The T-206 Collection: The Players and Their Stories Book Review
Much more than simply a detailed chronicle of one of The Hobby's most desirable and recognizable sets, The T206 Collection provides a never before seen backdrop and insight into the legendary, and not so legendary, players that helped pave the way for baseball to become America's pastime in the 20th Century.
A highly collaborative effort, the book, recently published by Peter E Randall, is a self-described "labor of love" on the part of Tom and Ellen Zappala with contributions from Lou Blasi and the owner of PSA/DNA, Joe Orlando. Commemorating the the 100th Anniversary of the set that many collectors refer to as The Monster, this book pays tribute and homage not only to the 38 Hall of Famers contained within the set but also the 353 other, lesser know players, whose contributions and impact on the game should not be overlooked.
The back cover provides a glimpse into the history and information to be garnered by understanding the stories and backgrounds of those other players. Revealing answers to the question(s):

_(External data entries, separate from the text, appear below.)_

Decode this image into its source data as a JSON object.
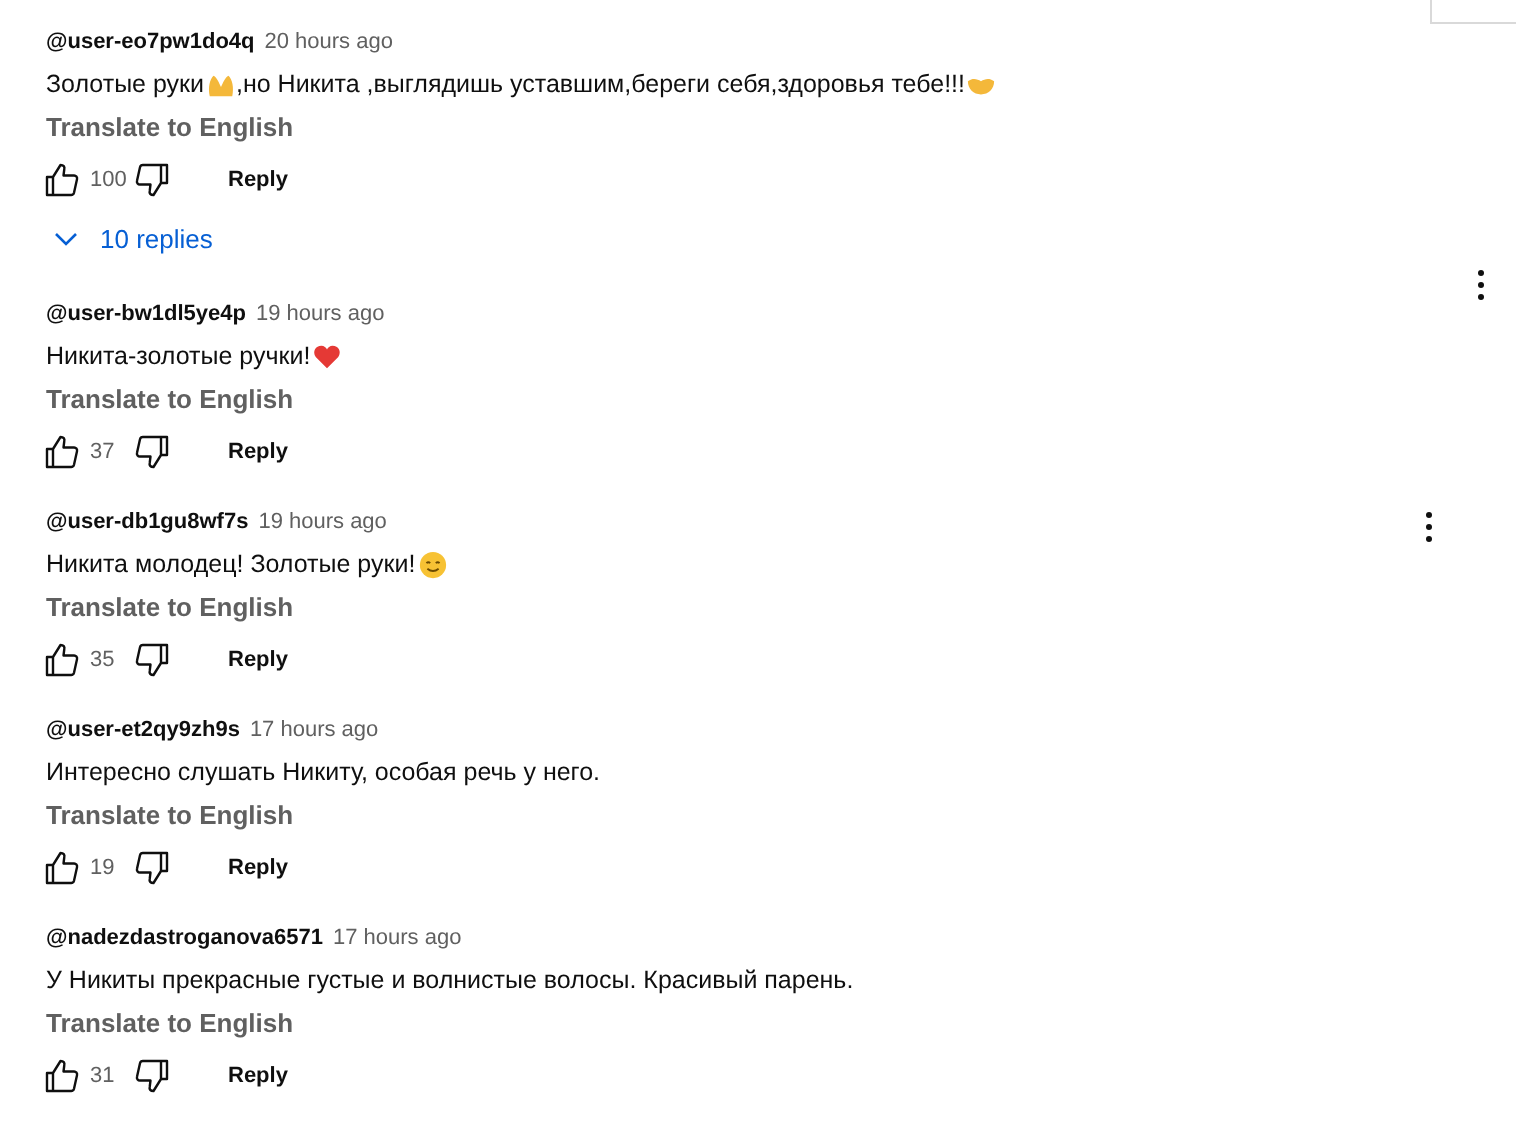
{
  "comments": [
    {
      "author": "@user-eo7pw1do4q",
      "time": "20 hours ago",
      "parts": [
        {
          "kind": "text",
          "value": "Золотые руки"
        },
        {
          "kind": "hands"
        },
        {
          "kind": "text",
          "value": ",но Никита ,выглядишь уставшим,береги себя,здоровья тебе!!!"
        },
        {
          "kind": "handshake"
        }
      ],
      "translate": "Translate to English",
      "likes": "100",
      "reply": "Reply",
      "replies": "10 replies",
      "menu": false
    },
    {
      "author": "@user-bw1dl5ye4p",
      "time": "19 hours ago",
      "parts": [
        {
          "kind": "text",
          "value": "Никита-золотые ручки!"
        },
        {
          "kind": "heart"
        }
      ],
      "translate": "Translate to English",
      "likes": "37",
      "reply": "Reply",
      "menu": true
    },
    {
      "author": "@user-db1gu8wf7s",
      "time": "19 hours ago",
      "parts": [
        {
          "kind": "text",
          "value": "Никита молодец! Золотые руки!"
        },
        {
          "kind": "smile"
        }
      ],
      "translate": "Translate to English",
      "likes": "35",
      "reply": "Reply",
      "menu": true
    },
    {
      "author": "@user-et2qy9zh9s",
      "time": "17 hours ago",
      "parts": [
        {
          "kind": "text",
          "value": "Интересно слушать Никиту, особая речь у него."
        }
      ],
      "translate": "Translate to English",
      "likes": "19",
      "reply": "Reply",
      "menu": false
    },
    {
      "author": "@nadezdastroganova6571",
      "time": "17 hours ago",
      "parts": [
        {
          "kind": "text",
          "value": "У Никиты прекрасные густые и волнистые волосы. Красивый парень."
        }
      ],
      "translate": "Translate to English",
      "likes": "31",
      "reply": "Reply",
      "menu": false
    }
  ]
}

What player had the distinction of hitting the first home home run in the 20th century?
Coaching boxes were introduced because of the antics of this third-base coach.
This player is the only shortstop in MLB history to convert 2 unassisted triple plays IN THE SAME GAME.

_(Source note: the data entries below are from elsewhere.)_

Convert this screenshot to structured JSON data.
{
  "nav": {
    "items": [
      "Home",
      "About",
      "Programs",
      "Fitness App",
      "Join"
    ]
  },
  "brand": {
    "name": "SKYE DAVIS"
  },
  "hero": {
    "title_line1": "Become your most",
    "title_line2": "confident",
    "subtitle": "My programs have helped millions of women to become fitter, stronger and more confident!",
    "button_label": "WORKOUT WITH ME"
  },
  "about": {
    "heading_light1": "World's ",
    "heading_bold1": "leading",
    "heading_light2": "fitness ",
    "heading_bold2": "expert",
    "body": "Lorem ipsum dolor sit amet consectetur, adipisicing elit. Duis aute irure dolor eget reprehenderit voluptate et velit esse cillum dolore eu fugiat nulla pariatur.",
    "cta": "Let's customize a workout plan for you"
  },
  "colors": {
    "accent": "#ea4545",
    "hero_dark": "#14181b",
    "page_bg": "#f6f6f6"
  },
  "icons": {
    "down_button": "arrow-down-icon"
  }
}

What player later became successful in silent films?
This pitcher's eyesight was so bad that his catchers painted their gloves white.

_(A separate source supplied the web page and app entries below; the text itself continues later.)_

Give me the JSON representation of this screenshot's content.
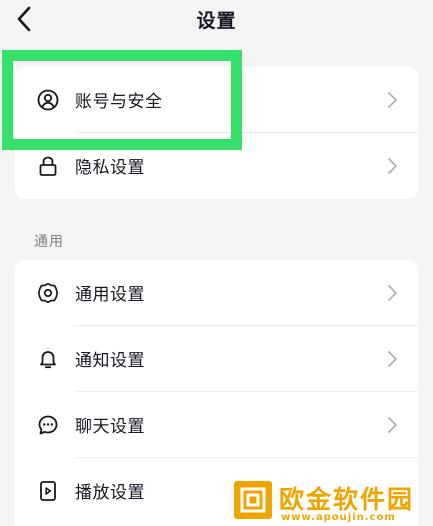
{
  "header": {
    "title": "设置",
    "back_icon": "chevron-left-icon"
  },
  "account_section": {
    "items": [
      {
        "label": "账号与安全",
        "icon": "user-circle-icon"
      },
      {
        "label": "隐私设置",
        "icon": "lock-icon"
      }
    ]
  },
  "general_section": {
    "title": "通用",
    "items": [
      {
        "label": "通用设置",
        "icon": "gear-icon"
      },
      {
        "label": "通知设置",
        "icon": "bell-icon"
      },
      {
        "label": "聊天设置",
        "icon": "chat-bubble-icon"
      },
      {
        "label": "播放设置",
        "icon": "play-device-icon"
      }
    ]
  },
  "watermark": {
    "name": "欧金软件园",
    "url": "www.apoujin.com"
  },
  "colors": {
    "highlight": "#35e06b",
    "background": "#f4f4f4",
    "watermark": "#f0a400"
  }
}
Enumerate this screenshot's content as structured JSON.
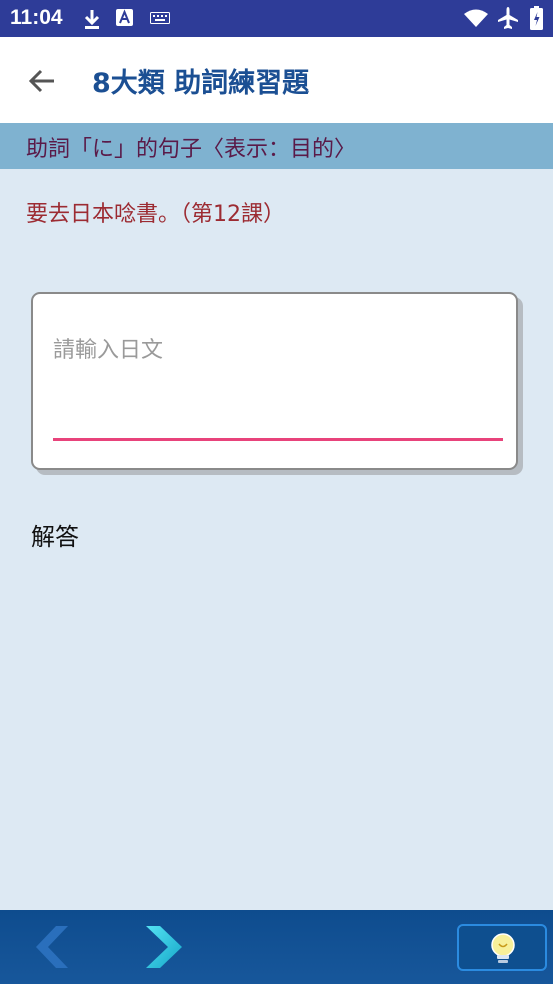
{
  "status_bar": {
    "time": "11:04",
    "icons": [
      "download-icon",
      "a-badge-icon",
      "keyboard-icon",
      "wifi-icon",
      "airplane-icon",
      "battery-icon"
    ]
  },
  "app_bar": {
    "back_icon": "arrow-left-icon",
    "title": "8大類 助詞練習題"
  },
  "section": {
    "header": "助詞「に」的句子〈表示：目的〉"
  },
  "question": {
    "text": "要去日本唸書。（第12課）"
  },
  "answer_input": {
    "value": "",
    "placeholder": "請輸入日文",
    "underline_color": "#e8437b"
  },
  "answer": {
    "label": "解答"
  },
  "bottom_bar": {
    "prev_icon": "chevron-left-icon",
    "next_icon": "chevron-right-icon",
    "hint_icon": "lightbulb-icon"
  },
  "colors": {
    "status_bar": "#2e3c98",
    "title": "#1b4f93",
    "section_header_bg": "#7fb2d0",
    "section_header_text": "#5a1a48",
    "question_text": "#9c2b32",
    "background": "#dde9f3",
    "bottom_bar": "#0e4c8e"
  }
}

Who was the very first batter in the history of the American League?
This player was the inspiration for Bump Bailey, the player who died crashing through the fence in the movie, "The Natural:.
This player manager gave George Herman Ruth the nickname "Babe".
A look inside the pages of the book reveals a treasure trove of information, making this a must have part of any Hobbyists library, whether you are a T206 collector or not.
A beautiful coffee table sized book, its striking cover photo makes it a nice display piece all on its own and provides a nice read during commercial breaks of any sporting event. Besides the colorful stories, the book details great card images from the set including all known variations making for a very handy reference guide. Divided in palatable doses, each chapter details a different "type" of player, from Hall of Famers to mean men of the game, commons and shunned by the Hall.